Recently I received an interesting e-mail (in Portuguese) and it was clearly a phishing e-mail, however I got curious to understand what it was and decided to investigate further. The e-mail content is shown below:
The destination URL shows up in the screenshot above because I pointed the cursor to the link and clearly it shows that it was not a valid link for the purpose of the e-mail content. I copied the URL and pasted in a isolated workstation in my lab environment. In this lab environment I have Forefront TMG in the edge which is also isolated from my production network. Once I pasted this link in the browser this is what TMG showed to me:
I’m not going to reveal the full URL, but this is a free cloud storage service. As this is a free cloud storage service (and valid one), TMG (leveraging Microsoft Reputation Services) categorize this as Personal Network Storage as shown below:

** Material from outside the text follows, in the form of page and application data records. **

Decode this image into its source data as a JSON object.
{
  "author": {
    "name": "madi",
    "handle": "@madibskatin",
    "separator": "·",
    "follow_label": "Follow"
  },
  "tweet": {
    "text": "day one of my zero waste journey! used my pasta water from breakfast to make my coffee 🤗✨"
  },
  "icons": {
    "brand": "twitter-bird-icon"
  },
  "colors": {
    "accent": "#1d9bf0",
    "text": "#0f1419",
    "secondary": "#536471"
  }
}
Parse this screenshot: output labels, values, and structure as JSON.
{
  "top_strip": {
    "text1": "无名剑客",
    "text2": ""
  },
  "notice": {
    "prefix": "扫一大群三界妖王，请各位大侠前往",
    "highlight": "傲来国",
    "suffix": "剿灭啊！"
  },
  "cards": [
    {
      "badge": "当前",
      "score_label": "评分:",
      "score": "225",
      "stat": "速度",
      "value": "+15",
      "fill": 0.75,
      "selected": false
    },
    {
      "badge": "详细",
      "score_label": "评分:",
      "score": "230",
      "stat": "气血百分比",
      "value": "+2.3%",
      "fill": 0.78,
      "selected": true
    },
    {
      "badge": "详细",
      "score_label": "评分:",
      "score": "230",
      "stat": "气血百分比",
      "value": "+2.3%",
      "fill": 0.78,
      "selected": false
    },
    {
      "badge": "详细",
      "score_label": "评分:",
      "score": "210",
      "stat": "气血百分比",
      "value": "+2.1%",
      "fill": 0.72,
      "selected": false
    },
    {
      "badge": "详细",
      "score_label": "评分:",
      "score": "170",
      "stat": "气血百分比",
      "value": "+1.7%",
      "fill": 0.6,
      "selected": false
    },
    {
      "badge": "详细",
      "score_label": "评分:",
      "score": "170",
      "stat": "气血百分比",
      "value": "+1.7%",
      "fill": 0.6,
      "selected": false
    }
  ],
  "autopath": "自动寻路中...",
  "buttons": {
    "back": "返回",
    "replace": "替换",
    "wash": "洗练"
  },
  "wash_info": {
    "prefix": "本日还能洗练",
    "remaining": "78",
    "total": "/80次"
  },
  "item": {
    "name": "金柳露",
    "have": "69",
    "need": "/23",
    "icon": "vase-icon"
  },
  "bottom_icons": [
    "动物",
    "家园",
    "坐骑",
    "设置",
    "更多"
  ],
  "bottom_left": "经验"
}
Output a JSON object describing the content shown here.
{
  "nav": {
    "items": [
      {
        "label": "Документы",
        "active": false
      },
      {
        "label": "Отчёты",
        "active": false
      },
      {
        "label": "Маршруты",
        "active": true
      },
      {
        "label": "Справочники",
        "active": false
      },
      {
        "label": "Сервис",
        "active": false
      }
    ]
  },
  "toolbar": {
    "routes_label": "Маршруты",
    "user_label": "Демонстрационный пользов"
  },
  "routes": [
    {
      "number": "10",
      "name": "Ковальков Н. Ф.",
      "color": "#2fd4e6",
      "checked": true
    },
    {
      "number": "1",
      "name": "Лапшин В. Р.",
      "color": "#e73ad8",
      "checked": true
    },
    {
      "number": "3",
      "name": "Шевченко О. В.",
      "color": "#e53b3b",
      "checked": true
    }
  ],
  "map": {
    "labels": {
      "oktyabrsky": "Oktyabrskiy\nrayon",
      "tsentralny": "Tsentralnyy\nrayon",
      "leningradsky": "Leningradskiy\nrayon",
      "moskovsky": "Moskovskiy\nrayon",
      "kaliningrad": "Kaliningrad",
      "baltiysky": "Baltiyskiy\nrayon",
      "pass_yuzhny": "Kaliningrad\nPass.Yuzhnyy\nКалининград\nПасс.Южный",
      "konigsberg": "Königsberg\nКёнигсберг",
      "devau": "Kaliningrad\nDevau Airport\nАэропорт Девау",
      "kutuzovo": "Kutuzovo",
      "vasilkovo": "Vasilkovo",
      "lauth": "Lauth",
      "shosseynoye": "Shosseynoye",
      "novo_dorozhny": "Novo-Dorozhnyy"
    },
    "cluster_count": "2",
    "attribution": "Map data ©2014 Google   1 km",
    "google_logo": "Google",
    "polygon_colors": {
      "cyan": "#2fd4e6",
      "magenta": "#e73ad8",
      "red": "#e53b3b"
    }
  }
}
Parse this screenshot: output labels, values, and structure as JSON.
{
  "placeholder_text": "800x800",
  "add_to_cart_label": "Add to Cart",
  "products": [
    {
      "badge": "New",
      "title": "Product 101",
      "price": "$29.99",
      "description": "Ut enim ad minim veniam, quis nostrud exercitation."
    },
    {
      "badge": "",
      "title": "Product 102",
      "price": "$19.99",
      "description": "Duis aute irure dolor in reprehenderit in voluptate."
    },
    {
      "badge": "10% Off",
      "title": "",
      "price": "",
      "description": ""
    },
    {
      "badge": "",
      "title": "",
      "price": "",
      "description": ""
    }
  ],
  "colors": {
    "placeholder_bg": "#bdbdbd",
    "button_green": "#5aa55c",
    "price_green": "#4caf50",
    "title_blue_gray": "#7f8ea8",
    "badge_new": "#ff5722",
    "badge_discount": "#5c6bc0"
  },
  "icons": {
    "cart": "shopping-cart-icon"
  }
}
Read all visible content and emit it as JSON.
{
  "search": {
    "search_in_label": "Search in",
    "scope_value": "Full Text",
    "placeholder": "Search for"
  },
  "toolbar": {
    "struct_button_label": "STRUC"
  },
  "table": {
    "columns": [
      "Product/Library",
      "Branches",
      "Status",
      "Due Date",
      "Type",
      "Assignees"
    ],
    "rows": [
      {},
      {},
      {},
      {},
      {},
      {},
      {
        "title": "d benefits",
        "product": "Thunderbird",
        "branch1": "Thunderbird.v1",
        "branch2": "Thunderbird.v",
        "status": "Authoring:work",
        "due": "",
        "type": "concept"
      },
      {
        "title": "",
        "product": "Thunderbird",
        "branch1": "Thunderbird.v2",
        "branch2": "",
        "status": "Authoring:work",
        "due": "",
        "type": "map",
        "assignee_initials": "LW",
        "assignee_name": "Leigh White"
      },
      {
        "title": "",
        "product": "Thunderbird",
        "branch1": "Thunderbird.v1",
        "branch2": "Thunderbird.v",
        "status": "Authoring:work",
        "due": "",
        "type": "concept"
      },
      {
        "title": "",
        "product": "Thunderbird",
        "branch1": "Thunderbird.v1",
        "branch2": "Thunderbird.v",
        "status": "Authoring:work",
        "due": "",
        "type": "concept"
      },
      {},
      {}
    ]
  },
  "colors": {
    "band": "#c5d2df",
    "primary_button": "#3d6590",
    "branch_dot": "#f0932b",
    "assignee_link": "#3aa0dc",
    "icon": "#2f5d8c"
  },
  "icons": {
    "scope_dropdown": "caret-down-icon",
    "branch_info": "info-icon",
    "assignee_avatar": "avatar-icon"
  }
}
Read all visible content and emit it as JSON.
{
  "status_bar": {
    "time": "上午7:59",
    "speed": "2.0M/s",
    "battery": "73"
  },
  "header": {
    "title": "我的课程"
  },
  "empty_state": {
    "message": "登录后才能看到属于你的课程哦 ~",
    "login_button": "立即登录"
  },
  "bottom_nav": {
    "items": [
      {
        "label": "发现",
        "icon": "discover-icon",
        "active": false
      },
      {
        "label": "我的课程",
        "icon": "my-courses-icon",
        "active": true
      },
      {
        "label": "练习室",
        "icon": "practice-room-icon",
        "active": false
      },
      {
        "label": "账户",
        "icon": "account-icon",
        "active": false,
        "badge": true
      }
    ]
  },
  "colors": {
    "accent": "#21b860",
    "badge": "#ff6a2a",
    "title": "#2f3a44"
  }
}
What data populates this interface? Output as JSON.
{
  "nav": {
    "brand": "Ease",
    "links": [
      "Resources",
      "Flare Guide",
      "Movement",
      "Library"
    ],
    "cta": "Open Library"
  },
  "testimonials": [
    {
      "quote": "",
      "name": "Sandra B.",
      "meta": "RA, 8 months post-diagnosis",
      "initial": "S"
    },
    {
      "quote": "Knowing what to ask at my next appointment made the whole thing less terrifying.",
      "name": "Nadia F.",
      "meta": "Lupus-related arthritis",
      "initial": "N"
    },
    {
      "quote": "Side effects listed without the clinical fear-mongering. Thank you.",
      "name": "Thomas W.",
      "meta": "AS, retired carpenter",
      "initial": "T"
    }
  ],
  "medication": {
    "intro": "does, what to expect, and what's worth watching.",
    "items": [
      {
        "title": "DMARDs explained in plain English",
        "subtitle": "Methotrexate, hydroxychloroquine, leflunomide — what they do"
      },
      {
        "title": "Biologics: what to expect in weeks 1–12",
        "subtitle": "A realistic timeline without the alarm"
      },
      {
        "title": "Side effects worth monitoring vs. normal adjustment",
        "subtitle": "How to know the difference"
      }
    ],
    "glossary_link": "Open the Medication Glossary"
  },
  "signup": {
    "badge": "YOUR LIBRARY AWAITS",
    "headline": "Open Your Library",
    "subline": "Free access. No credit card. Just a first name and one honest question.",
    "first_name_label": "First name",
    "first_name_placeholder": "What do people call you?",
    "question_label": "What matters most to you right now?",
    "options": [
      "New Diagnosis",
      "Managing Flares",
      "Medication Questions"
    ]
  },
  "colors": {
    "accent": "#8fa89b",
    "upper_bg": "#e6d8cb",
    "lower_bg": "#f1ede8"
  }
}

Since it passed through this filter successfully it landed in the user’s workstation with the following message:
Notice that the name of the file is actually the name of the domain trying to appear as a valid GOV domain (since the content has to do with GOV document). Using IDA PRO to disassembler the file was possible to see that the executable file as build using Borland Delphi:
There was some calls to verify disk space:
…and some other things, which are not part of the scope of this post. The goal here is to show the following points:
So where everything started? A phishing e-mail persuading the user to click on something. While we all know that the end user is the weakest point in the security chain, we need to continually work in a defense in depth approach where all points are mitigated. Technology can help until certain point and educate the users can complement that. In an article that I wrote almost one year ago I explain why is important to invest in Security Awareness training and the same thing stands true today.
Note: I originally wrote this text as part of an article about Cloud Storage Services Security to the 7th Edition of the Brazilian Portuguese Magazine called “Segurança Digital” (Digital Security). The full magazine (in PDF and Portuguese) is available here (the article is on page 39).